- Opening Delimiter -

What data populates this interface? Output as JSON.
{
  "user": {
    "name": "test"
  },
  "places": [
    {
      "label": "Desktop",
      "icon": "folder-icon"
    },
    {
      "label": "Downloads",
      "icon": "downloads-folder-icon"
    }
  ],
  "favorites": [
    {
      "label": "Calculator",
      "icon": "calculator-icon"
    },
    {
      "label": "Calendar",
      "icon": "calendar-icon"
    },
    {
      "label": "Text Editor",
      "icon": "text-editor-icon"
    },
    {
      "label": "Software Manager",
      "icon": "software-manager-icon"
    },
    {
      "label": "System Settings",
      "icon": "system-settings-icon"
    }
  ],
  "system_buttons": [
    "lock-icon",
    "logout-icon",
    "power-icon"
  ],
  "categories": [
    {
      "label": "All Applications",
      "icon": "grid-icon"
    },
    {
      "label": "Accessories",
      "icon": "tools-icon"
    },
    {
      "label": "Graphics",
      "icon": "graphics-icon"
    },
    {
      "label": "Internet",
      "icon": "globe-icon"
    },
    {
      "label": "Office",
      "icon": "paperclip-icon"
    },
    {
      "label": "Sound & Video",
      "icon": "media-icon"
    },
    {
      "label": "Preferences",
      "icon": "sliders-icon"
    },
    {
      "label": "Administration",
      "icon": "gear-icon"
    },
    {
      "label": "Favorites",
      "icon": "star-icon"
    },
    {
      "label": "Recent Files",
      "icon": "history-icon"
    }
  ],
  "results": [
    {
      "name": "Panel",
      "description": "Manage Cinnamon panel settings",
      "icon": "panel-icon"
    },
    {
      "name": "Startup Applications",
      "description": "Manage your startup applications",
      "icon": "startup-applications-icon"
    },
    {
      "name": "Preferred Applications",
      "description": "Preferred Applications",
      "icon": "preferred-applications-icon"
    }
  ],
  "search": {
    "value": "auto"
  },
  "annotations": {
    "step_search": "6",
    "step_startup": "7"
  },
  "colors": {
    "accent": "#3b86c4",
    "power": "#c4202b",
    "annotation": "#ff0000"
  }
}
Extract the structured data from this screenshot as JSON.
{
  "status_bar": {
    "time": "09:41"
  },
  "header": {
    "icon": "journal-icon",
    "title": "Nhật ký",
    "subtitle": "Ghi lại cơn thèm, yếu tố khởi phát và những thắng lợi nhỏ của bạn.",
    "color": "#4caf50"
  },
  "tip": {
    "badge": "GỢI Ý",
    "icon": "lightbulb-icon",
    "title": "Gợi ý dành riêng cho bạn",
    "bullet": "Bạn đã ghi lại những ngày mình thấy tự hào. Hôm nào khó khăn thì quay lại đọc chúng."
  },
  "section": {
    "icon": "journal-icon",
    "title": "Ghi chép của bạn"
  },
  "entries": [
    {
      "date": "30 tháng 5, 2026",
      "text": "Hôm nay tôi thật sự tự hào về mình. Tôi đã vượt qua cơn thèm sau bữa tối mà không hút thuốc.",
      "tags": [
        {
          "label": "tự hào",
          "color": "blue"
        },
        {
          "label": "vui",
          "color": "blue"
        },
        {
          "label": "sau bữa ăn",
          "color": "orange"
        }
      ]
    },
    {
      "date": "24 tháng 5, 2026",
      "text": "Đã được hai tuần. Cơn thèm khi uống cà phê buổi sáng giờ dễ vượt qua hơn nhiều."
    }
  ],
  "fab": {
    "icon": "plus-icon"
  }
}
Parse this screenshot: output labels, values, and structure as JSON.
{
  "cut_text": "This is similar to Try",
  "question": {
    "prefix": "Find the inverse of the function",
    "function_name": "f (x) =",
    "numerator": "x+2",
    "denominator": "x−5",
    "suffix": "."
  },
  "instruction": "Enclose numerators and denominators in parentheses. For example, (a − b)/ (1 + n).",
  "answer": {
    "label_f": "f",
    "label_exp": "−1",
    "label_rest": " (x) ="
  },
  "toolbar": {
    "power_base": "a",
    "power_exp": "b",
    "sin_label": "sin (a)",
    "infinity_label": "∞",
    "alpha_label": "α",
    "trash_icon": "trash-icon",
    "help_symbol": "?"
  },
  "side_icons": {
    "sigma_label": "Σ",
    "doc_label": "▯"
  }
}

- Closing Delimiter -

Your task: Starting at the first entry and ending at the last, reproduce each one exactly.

Answer area:
What data populates this interface? Output as JSON.
{
  "user": {
    "name": "test"
  },
  "places": [
    {
      "label": "Desktop",
      "icon": "folder-icon"
    },
    {
      "label": "Downloads",
      "icon": "downloads-folder-icon"
    }
  ],
  "favorites": [
    {
      "label": "Calculator",
      "icon": "calculator-icon"
    },
    {
      "label": "Calendar",
      "icon": "calendar-icon"
    },
    {
      "label": "Text Editor",
      "icon": "text-editor-icon"
    },
    {
      "label": "Software Manager",
      "icon": "software-manager-icon"
    },
    {
      "label": "System Settings",
      "icon": "system-settings-icon"
    }
  ],
  "system_buttons": [
    "lock-icon",
    "logout-icon",
    "power-icon"
  ],
  "categories": [
    {
      "label": "All Applications",
      "icon": "grid-icon"
    },
    {
      "label": "Accessories",
      "icon": "tools-icon"
    },
    {
      "label": "Graphics",
      "icon": "graphics-icon"
    },
    {
      "label": "Internet",
      "icon": "globe-icon"
    },
    {
      "label": "Office",
      "icon": "paperclip-icon"
    },
    {
      "label": "Sound & Video",
      "icon": "media-icon"
    },
    {
      "label": "Preferences",
      "icon": "sliders-icon"
    },
    {
      "label": "Administration",
      "icon": "gear-icon"
    },
    {
      "label": "Favorites",
      "icon": "star-icon"
    },
    {
      "label": "Recent Files",
      "icon": "history-icon"
    }
  ],
  "results": [
    {
      "name": "Panel",
      "description": "Manage Cinnamon panel settings",
      "icon": "panel-icon"
    },
    {
      "name": "Startup Applications",
      "description": "Manage your startup applications",
      "icon": "startup-applications-icon"
    },
    {
      "name": "Preferred Applications",
      "description": "Preferred Applications",
      "icon": "preferred-applications-icon"
    }
  ],
  "search": {
    "value": "auto"
  },
  "annotations": {
    "step_search": "6",
    "step_startup": "7"
  },
  "colors": {
    "accent": "#3b86c4",
    "power": "#c4202b",
    "annotation": "#ff0000"
  }
}
Extract the structured data from this screenshot as JSON.
{
  "status_bar": {
    "time": "09:41"
  },
  "header": {
    "icon": "journal-icon",
    "title": "Nhật ký",
    "subtitle": "Ghi lại cơn thèm, yếu tố khởi phát và những thắng lợi nhỏ của bạn.",
    "color": "#4caf50"
  },
  "tip": {
    "badge": "GỢI Ý",
    "icon": "lightbulb-icon",
    "title": "Gợi ý dành riêng cho bạn",
    "bullet": "Bạn đã ghi lại những ngày mình thấy tự hào. Hôm nào khó khăn thì quay lại đọc chúng."
  },
  "section": {
    "icon": "journal-icon",
    "title": "Ghi chép của bạn"
  },
  "entries": [
    {
      "date": "30 tháng 5, 2026",
      "text": "Hôm nay tôi thật sự tự hào về mình. Tôi đã vượt qua cơn thèm sau bữa tối mà không hút thuốc.",
      "tags": [
        {
          "label": "tự hào",
          "color": "blue"
        },
        {
          "label": "vui",
          "color": "blue"
        },
        {
          "label": "sau bữa ăn",
          "color": "orange"
        }
      ]
    },
    {
      "date": "24 tháng 5, 2026",
      "text": "Đã được hai tuần. Cơn thèm khi uống cà phê buổi sáng giờ dễ vượt qua hơn nhiều."
    }
  ],
  "fab": {
    "icon": "plus-icon"
  }
}
Parse this screenshot: output labels, values, and structure as JSON.
{
  "cut_text": "This is similar to Try",
  "question": {
    "prefix": "Find the inverse of the function",
    "function_name": "f (x) =",
    "numerator": "x+2",
    "denominator": "x−5",
    "suffix": "."
  },
  "instruction": "Enclose numerators and denominators in parentheses. For example, (a − b)/ (1 + n).",
  "answer": {
    "label_f": "f",
    "label_exp": "−1",
    "label_rest": " (x) ="
  },
  "toolbar": {
    "power_base": "a",
    "power_exp": "b",
    "sin_label": "sin (a)",
    "infinity_label": "∞",
    "alpha_label": "α",
    "trash_icon": "trash-icon",
    "help_symbol": "?"
  },
  "side_icons": {
    "sigma_label": "Σ",
    "doc_label": "▯"
  }
}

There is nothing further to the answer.